Many people start tracing their ancestry assuming that their ancestors have always lived in Britain, and never strayed abroad. However, especially in the 18th, 19th and early 20th centuries, the British Empire took British people all over the globe, as sailors, soldiers, administrators, engineers, medics and, indeed, as explorers and adventurers. Many died abroad or settled there, but many more returned after their tours of duty were over, to take up jobs back home.
Thus, an amazing amount of 'British' family history involves periods spent in places as diverse as the arid plains of India, or the torrid jungles of the Far East. Sometimes, censuses will reveal this, when they show an otherwise perfectly normal family living in the suburbs of London, or an obscure country village, but with some of their children born in far-off, exotic locations.
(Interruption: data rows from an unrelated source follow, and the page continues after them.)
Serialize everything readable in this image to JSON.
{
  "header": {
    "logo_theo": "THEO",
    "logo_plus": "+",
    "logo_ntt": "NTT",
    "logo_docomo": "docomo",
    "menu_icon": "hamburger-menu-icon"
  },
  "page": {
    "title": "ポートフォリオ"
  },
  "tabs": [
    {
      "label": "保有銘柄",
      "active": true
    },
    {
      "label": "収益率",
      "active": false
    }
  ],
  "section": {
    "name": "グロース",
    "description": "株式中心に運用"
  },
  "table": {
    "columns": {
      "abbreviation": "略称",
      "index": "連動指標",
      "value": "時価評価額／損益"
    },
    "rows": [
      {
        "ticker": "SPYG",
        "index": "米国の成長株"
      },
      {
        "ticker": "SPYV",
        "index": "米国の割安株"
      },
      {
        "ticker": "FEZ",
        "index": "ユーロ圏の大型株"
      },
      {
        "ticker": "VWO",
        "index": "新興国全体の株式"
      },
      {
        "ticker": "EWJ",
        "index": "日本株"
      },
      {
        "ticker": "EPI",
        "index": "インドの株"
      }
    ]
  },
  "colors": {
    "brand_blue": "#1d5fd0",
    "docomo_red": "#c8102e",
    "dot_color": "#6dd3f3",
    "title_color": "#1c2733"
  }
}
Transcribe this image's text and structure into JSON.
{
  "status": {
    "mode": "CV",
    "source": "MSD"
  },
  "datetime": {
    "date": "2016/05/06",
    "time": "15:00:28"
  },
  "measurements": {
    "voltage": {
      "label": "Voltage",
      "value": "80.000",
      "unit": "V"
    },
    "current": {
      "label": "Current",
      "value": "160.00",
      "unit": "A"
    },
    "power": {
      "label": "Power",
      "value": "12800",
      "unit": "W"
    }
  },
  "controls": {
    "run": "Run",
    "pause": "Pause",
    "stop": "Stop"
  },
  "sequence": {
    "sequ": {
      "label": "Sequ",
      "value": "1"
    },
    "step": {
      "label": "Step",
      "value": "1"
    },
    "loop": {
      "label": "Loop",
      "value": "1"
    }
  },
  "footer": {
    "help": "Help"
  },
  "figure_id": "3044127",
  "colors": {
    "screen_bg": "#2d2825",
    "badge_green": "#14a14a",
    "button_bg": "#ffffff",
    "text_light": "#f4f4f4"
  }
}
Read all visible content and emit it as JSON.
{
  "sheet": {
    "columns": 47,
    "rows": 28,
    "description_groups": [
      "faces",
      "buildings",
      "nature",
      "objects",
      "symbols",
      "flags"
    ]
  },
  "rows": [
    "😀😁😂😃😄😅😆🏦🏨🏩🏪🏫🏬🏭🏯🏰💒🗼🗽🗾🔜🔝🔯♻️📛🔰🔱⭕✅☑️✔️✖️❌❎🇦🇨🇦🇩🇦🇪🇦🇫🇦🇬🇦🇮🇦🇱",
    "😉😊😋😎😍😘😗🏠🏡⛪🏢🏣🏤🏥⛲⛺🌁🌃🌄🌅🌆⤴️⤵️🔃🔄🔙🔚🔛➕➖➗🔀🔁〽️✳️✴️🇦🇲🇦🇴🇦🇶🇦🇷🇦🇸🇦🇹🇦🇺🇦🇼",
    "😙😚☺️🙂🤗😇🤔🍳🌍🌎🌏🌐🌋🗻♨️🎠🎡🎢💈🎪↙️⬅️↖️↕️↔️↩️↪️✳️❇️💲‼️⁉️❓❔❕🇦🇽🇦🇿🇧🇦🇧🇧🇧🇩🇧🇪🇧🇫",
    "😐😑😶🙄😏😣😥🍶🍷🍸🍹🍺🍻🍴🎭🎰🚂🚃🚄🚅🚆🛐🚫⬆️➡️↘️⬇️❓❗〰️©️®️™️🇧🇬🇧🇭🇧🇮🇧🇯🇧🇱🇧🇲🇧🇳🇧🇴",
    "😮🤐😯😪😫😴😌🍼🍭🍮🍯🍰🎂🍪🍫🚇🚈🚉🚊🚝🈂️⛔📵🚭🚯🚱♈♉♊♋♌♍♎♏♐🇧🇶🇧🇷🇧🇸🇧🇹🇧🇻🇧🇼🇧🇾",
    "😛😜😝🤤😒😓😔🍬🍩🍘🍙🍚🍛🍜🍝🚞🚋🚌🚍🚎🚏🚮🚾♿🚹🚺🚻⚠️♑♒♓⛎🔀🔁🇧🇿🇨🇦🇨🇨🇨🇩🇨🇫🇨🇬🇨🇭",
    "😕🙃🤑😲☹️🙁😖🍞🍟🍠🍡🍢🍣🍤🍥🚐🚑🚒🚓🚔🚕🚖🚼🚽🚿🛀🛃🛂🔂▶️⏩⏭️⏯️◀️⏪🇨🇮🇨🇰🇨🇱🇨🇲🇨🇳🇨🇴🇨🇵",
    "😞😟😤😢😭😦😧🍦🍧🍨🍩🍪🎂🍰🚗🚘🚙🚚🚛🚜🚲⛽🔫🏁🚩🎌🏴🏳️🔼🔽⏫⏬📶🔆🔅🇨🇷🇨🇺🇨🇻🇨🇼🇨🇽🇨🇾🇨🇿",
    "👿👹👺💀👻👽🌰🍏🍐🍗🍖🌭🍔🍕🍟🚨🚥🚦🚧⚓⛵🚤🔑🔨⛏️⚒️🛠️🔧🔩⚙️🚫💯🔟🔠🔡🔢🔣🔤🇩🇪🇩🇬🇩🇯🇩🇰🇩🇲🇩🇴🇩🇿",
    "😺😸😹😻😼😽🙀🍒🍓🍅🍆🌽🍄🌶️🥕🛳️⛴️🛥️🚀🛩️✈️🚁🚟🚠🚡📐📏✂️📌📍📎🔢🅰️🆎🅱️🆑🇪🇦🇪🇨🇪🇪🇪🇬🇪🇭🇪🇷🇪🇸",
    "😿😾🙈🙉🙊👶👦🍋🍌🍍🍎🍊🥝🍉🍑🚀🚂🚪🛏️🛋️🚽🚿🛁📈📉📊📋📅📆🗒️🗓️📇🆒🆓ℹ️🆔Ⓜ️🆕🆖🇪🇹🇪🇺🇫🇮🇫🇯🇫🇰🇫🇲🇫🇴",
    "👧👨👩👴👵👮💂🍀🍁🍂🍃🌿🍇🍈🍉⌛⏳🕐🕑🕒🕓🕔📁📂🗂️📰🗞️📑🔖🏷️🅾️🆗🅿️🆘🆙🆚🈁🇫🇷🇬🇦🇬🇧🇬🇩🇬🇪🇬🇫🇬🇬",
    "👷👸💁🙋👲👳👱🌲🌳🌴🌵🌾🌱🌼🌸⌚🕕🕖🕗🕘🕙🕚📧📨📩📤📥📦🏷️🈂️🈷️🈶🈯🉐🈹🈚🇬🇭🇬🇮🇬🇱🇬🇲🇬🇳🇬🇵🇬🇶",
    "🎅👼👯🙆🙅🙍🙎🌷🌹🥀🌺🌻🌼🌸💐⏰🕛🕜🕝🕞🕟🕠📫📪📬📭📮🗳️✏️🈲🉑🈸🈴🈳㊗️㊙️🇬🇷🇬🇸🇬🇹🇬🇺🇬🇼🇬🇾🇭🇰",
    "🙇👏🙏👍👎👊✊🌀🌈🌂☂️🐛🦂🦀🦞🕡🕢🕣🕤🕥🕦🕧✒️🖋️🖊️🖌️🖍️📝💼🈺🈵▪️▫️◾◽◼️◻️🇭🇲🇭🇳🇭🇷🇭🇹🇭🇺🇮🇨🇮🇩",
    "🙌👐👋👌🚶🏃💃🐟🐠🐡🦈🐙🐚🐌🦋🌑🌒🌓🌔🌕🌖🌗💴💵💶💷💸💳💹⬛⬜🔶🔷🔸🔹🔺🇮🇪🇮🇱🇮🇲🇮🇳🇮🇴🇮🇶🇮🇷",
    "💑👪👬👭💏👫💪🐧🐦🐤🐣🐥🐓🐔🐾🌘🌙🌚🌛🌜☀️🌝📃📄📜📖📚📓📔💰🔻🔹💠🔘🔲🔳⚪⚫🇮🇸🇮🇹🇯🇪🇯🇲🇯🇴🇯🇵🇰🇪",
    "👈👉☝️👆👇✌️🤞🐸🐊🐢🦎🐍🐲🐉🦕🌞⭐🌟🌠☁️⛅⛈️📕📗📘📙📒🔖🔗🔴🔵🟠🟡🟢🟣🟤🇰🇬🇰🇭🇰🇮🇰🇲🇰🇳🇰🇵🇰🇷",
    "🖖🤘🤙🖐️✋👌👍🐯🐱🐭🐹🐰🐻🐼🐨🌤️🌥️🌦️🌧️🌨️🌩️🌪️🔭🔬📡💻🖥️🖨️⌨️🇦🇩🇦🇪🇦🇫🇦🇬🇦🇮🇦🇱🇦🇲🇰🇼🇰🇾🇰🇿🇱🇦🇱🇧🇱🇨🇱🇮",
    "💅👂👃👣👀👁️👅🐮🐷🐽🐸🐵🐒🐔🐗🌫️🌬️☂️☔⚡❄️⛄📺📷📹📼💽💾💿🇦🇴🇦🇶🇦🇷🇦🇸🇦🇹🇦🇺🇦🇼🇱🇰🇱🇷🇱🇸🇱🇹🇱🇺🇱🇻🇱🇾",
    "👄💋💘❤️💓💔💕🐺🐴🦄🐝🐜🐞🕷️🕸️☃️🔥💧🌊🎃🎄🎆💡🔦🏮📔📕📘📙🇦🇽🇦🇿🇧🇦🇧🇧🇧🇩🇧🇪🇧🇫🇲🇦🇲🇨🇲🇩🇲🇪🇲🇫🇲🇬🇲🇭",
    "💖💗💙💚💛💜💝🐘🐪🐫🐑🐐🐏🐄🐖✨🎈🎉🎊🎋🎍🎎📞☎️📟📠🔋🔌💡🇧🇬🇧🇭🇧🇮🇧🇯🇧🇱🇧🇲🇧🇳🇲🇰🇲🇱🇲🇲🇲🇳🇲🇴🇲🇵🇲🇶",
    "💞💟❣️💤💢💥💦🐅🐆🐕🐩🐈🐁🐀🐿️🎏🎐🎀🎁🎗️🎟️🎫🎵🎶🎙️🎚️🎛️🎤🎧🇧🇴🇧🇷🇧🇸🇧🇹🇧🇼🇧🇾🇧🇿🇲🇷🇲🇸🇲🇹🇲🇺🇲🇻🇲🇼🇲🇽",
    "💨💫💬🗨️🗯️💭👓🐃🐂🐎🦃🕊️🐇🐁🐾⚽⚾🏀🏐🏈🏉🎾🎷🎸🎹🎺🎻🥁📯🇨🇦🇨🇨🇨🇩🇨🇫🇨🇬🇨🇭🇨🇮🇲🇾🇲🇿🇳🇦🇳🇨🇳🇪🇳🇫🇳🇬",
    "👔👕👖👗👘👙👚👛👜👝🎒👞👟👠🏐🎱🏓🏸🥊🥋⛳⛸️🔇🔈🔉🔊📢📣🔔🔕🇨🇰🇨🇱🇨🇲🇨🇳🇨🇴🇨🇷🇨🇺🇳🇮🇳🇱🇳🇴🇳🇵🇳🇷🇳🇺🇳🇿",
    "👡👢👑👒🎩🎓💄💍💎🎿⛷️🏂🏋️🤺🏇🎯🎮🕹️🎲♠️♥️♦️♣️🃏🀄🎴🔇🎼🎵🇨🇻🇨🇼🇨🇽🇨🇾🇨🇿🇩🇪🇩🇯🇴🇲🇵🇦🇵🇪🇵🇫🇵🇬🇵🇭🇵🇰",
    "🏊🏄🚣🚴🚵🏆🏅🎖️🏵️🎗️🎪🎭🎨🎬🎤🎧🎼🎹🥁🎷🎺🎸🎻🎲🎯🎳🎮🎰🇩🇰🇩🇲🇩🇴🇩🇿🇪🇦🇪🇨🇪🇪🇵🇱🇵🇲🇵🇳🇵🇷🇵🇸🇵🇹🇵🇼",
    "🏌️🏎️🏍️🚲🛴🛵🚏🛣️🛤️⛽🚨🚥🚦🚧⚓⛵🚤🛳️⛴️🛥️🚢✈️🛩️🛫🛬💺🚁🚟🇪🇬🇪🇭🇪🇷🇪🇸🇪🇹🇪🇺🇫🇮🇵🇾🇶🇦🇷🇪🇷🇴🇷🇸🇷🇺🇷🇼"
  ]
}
Before the censuses, you may not find 'foreign' events in your family unless you look for them specifically. You may have a normal farm labourer in your family tree, living near his parents, with an apparently ordinary set of children. Unless you research the matter, you may never discover that he had joined up as a boy soldier, and spent his late teens clambering across the Himalayas, or sweating it out in some far-flung British post in South America. The records of armed forces births, baptisms, marriages and deaths go right back to 1761. Why not have a look? Overseas & Military Births
World War 1 and World War 2 Death Records
The First World War raged between 1914 and 1918, and the Second World War was fought between 1939 and 1945. In both cases, many men actually served for several years after the official end of hostilities, 'policing' the defeated countries and helping reorganise the liberated ones. The records include a wide range of casualties, ranging from those who died in battle to those who succumbed to the terrible WW2 Japanese Prisoner of War camps in the Far East. For these and all wars, you can follow up your research on the Commonwealth War Graves Commission website, www.cwgc.org and also by seeking the person's service records. Some for WW1 do not survive, but those that do are at The National Archives (www.nationalarchives.gov.uk). Those for WW2 are held by the armed forces, and are only released to the serviceperson themselves, or, if they have died, to their proven next-of-kin. The WW2 army service records, for example, are at the Army Records Centre, Ministry of Defence, Historical Disclosure, Mail Point 400, Kentigern House, 65 Brown Street, Glasgow, G2 8EX 0141 224 3030.